(Items from an interface collection)
▶
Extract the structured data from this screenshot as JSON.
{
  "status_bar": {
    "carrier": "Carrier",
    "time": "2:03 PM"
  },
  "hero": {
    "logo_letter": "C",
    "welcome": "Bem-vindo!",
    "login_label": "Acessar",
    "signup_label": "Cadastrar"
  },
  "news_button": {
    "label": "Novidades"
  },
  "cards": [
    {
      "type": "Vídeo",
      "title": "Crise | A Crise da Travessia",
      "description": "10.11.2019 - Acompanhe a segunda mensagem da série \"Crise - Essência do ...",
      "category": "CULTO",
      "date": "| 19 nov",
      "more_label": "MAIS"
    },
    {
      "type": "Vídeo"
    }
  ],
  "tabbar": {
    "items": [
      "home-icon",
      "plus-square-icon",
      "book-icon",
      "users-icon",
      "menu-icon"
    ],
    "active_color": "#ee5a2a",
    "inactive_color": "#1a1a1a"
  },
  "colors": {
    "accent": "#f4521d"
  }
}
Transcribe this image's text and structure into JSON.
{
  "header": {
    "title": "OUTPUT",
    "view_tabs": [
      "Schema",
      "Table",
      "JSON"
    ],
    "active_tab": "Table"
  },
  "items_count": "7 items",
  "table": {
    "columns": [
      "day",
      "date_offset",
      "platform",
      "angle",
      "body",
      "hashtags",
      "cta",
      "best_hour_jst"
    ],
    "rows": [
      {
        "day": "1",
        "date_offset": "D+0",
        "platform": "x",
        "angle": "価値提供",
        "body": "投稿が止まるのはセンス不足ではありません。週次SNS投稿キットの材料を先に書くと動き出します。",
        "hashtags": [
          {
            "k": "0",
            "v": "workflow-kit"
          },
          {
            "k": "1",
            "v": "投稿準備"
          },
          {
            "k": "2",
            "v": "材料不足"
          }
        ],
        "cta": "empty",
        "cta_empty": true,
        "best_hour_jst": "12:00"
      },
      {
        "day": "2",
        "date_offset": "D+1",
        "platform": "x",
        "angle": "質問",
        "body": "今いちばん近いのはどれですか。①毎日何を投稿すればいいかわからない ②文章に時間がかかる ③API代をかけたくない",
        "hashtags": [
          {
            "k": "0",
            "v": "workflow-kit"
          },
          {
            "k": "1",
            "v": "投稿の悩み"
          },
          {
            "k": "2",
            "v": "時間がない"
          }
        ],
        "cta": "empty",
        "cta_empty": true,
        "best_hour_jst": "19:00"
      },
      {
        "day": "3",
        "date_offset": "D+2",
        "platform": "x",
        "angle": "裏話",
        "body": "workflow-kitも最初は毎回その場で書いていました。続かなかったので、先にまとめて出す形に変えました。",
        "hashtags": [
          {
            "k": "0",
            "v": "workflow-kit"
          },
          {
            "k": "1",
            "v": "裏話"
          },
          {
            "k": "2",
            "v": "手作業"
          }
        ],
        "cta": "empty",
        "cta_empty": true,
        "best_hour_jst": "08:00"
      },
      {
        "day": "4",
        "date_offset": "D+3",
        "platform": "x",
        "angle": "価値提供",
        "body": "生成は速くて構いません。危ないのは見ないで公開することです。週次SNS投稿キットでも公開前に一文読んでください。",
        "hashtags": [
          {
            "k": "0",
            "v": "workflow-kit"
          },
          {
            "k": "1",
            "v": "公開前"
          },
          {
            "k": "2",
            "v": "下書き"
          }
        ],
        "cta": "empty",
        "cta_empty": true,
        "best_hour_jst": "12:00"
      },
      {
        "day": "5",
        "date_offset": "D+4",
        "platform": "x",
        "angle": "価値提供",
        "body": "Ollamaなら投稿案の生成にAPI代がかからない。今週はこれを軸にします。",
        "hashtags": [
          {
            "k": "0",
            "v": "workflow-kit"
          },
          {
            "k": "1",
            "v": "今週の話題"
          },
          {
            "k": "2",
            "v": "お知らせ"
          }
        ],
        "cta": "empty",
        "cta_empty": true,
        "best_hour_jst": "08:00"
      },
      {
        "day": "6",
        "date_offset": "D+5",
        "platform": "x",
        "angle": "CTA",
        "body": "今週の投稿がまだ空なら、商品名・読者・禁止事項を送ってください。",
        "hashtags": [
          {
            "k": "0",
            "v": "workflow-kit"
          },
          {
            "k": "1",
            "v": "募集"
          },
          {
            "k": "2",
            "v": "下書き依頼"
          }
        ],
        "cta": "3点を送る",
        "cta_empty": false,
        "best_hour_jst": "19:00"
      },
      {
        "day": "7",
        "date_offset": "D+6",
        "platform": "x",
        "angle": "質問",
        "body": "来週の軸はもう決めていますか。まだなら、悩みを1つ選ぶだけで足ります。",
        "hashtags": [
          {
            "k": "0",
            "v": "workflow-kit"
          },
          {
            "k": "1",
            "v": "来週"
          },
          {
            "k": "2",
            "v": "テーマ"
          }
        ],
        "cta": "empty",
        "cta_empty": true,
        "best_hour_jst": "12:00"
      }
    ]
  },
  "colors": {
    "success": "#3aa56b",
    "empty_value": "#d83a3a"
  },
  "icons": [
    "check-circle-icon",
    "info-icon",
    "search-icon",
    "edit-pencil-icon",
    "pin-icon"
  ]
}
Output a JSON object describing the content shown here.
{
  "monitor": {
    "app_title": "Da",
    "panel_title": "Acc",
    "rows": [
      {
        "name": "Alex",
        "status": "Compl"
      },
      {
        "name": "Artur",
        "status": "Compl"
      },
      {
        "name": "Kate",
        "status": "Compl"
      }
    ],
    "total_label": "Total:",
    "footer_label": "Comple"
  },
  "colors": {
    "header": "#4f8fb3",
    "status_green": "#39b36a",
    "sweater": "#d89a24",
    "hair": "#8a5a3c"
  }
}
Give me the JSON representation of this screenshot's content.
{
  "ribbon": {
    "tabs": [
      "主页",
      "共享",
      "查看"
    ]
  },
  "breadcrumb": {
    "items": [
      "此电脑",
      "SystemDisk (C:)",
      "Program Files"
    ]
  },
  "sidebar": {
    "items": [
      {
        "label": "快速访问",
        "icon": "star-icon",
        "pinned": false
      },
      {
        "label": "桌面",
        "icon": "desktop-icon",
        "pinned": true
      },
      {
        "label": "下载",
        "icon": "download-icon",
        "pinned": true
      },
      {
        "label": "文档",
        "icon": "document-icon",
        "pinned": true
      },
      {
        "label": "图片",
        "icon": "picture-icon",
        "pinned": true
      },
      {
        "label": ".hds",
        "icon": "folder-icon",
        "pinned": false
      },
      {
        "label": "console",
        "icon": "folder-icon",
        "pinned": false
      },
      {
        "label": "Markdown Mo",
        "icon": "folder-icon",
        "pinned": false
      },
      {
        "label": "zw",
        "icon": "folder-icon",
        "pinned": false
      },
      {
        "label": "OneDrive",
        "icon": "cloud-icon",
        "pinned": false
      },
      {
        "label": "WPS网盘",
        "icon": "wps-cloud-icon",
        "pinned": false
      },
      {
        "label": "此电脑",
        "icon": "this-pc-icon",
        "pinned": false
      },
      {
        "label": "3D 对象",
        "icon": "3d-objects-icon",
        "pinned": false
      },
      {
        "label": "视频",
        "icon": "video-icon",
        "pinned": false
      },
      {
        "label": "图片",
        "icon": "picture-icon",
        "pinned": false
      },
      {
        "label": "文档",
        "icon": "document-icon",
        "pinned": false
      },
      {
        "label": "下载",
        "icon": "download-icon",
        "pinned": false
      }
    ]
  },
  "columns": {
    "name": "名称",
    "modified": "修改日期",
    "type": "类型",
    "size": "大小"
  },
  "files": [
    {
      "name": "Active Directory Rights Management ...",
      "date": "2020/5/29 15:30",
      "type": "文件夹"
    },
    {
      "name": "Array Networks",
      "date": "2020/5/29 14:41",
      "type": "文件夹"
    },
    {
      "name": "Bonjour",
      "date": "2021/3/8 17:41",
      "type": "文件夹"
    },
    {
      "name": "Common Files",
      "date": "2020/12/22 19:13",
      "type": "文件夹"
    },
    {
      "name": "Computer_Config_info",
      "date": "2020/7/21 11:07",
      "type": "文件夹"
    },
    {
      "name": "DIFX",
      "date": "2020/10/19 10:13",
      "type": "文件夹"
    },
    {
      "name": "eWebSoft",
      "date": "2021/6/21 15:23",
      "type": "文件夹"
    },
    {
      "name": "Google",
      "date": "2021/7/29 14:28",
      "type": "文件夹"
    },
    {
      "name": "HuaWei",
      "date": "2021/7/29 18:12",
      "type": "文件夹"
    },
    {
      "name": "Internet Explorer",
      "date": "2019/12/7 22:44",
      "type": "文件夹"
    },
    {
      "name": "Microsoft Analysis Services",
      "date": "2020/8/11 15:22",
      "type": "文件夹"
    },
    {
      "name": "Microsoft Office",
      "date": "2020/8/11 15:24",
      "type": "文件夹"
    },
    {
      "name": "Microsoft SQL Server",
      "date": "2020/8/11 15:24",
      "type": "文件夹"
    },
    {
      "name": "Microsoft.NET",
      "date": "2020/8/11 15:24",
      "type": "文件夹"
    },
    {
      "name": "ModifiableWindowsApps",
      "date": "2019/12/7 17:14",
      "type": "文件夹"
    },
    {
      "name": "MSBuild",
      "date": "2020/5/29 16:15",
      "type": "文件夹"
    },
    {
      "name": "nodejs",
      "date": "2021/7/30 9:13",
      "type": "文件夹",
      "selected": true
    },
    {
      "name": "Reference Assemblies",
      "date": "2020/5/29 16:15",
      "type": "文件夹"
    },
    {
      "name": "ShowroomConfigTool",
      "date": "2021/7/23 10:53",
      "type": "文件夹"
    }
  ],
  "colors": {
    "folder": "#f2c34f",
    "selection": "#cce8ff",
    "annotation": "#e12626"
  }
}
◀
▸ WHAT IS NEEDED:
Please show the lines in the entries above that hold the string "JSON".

▸ RESULT OF THIS EXERCISE:
Extract the structured data from this screenshot as JSON.
Transcribe this image's text and structure into JSON.
      "JSON"
Output a JSON object describing the content shown here.
Give me the JSON representation of this screenshot's content.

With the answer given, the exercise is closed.